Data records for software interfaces
* * * *

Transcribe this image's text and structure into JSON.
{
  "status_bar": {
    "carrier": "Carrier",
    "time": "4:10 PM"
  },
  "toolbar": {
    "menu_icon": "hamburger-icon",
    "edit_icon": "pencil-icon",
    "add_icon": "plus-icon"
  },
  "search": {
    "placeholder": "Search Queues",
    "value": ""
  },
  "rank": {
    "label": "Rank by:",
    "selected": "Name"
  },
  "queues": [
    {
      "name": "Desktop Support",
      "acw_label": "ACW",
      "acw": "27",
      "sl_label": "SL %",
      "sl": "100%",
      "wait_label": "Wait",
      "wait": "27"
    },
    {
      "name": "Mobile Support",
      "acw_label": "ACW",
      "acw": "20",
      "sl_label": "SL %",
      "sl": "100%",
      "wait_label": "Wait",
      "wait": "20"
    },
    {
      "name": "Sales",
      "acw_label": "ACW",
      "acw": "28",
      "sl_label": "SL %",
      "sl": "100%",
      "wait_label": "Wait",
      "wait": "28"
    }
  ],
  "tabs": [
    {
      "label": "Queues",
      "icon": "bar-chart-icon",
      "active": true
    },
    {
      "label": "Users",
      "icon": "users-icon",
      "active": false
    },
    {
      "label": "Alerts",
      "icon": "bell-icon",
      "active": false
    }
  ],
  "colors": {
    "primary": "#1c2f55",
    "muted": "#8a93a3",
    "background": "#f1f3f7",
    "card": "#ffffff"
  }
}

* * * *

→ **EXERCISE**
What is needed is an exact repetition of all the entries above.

→ **EXERCISE RESULT**
Transcribe this image's text and structure into JSON.
{
  "status_bar": {
    "carrier": "Carrier",
    "time": "4:10 PM"
  },
  "toolbar": {
    "menu_icon": "hamburger-icon",
    "edit_icon": "pencil-icon",
    "add_icon": "plus-icon"
  },
  "search": {
    "placeholder": "Search Queues",
    "value": ""
  },
  "rank": {
    "label": "Rank by:",
    "selected": "Name"
  },
  "queues": [
    {
      "name": "Desktop Support",
      "acw_label": "ACW",
      "acw": "27",
      "sl_label": "SL %",
      "sl": "100%",
      "wait_label": "Wait",
      "wait": "27"
    },
    {
      "name": "Mobile Support",
      "acw_label": "ACW",
      "acw": "20",
      "sl_label": "SL %",
      "sl": "100%",
      "wait_label": "Wait",
      "wait": "20"
    },
    {
      "name": "Sales",
      "acw_label": "ACW",
      "acw": "28",
      "sl_label": "SL %",
      "sl": "100%",
      "wait_label": "Wait",
      "wait": "28"
    }
  ],
  "tabs": [
    {
      "label": "Queues",
      "icon": "bar-chart-icon",
      "active": true
    },
    {
      "label": "Users",
      "icon": "users-icon",
      "active": false
    },
    {
      "label": "Alerts",
      "icon": "bell-icon",
      "active": false
    }
  ],
  "colors": {
    "primary": "#1c2f55",
    "muted": "#8a93a3",
    "background": "#f1f3f7",
    "card": "#ffffff"
  }
}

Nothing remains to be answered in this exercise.